### REQUIRED ACTION:
Of the lines below, report only those that contain "name".

Excerpts from a dataset:

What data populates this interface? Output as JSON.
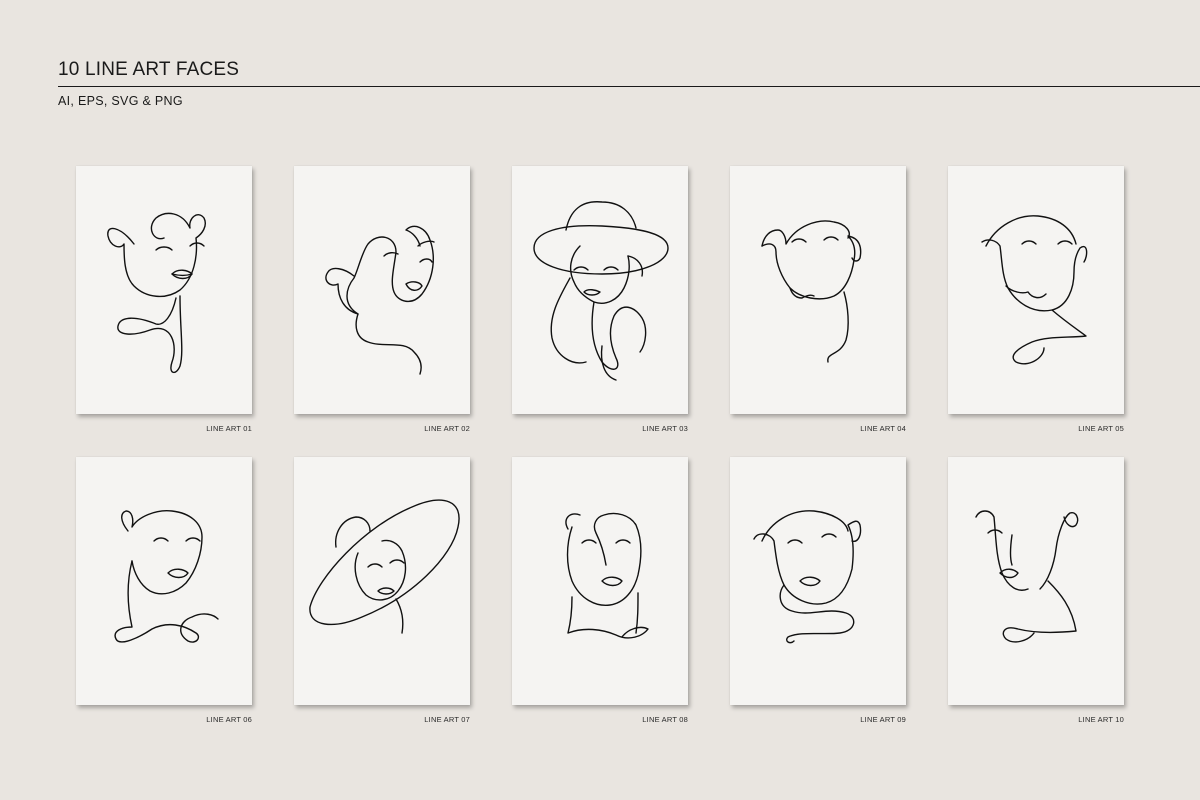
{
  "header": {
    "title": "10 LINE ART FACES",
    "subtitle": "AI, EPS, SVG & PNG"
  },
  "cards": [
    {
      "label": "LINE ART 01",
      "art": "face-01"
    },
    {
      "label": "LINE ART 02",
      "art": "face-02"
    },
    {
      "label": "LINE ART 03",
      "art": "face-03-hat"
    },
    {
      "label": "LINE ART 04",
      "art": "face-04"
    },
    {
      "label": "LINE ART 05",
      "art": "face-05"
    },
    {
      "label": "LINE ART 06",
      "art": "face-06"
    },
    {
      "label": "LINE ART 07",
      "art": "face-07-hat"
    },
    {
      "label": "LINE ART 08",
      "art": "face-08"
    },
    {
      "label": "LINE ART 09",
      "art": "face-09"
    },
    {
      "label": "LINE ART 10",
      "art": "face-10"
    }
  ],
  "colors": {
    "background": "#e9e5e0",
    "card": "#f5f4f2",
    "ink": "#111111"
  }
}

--

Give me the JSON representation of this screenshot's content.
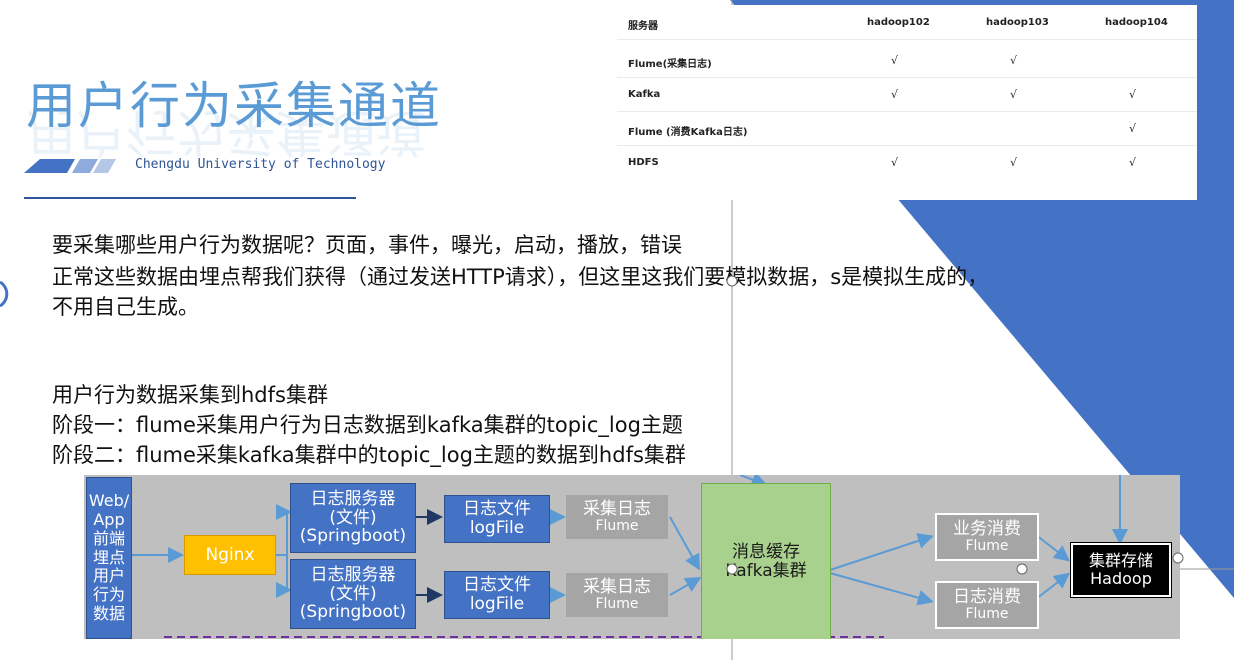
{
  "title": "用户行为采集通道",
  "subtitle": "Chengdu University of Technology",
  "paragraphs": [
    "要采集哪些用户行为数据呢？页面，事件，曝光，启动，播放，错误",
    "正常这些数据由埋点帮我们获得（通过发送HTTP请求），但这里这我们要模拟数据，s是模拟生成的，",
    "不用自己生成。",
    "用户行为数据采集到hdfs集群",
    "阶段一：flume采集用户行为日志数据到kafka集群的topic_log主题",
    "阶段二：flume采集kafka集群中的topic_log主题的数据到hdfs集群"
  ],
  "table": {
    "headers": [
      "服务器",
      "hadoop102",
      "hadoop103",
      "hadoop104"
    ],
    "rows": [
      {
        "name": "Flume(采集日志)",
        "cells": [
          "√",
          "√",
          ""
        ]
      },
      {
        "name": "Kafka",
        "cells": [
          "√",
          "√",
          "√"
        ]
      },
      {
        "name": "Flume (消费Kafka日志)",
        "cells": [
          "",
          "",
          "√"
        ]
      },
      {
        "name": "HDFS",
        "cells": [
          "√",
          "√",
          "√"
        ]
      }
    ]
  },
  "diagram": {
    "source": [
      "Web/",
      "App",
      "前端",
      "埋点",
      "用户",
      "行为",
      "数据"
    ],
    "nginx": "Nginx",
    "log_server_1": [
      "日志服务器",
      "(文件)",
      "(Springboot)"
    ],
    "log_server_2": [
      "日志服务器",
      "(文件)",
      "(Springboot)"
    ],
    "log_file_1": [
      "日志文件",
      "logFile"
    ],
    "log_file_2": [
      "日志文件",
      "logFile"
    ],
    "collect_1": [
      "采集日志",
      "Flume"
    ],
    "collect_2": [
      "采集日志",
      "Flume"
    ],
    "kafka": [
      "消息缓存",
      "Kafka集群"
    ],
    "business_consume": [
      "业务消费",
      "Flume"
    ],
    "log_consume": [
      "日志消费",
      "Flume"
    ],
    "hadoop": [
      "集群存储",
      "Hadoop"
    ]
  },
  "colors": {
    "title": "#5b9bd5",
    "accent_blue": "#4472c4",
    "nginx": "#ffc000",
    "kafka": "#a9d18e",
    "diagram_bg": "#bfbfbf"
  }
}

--

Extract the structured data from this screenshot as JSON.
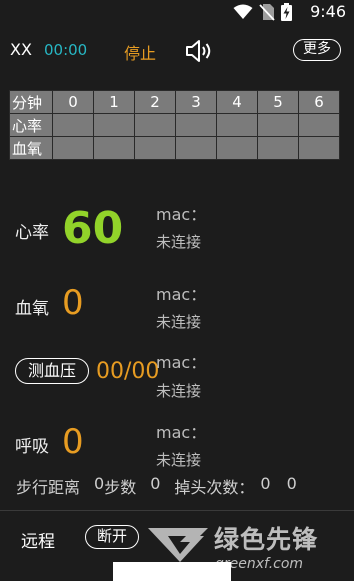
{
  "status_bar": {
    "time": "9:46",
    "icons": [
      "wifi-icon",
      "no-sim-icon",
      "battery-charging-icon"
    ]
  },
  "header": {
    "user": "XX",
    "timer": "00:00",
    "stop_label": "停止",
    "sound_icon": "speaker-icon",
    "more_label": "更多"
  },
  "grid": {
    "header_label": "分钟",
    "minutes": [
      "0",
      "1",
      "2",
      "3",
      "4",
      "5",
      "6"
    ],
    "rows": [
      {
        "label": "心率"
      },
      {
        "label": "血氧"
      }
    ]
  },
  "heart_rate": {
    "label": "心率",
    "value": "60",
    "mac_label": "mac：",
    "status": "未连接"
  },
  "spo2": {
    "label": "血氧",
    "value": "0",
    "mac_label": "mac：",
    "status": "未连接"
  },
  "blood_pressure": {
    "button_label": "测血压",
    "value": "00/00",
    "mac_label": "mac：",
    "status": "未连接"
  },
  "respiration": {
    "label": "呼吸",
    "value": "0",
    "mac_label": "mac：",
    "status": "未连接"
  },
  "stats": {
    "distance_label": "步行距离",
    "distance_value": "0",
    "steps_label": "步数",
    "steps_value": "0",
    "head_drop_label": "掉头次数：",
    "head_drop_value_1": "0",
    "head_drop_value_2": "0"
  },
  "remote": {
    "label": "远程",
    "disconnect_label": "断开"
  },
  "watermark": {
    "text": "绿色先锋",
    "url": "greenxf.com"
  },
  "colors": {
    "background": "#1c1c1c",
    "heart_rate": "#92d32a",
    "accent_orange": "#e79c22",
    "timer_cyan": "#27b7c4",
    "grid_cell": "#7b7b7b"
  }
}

### SOLUTION:
        "name": "Flume(采集日志)",
        "name": "Kafka",
        "name": "Flume (消费Kafka日志)",
        "name": "HDFS",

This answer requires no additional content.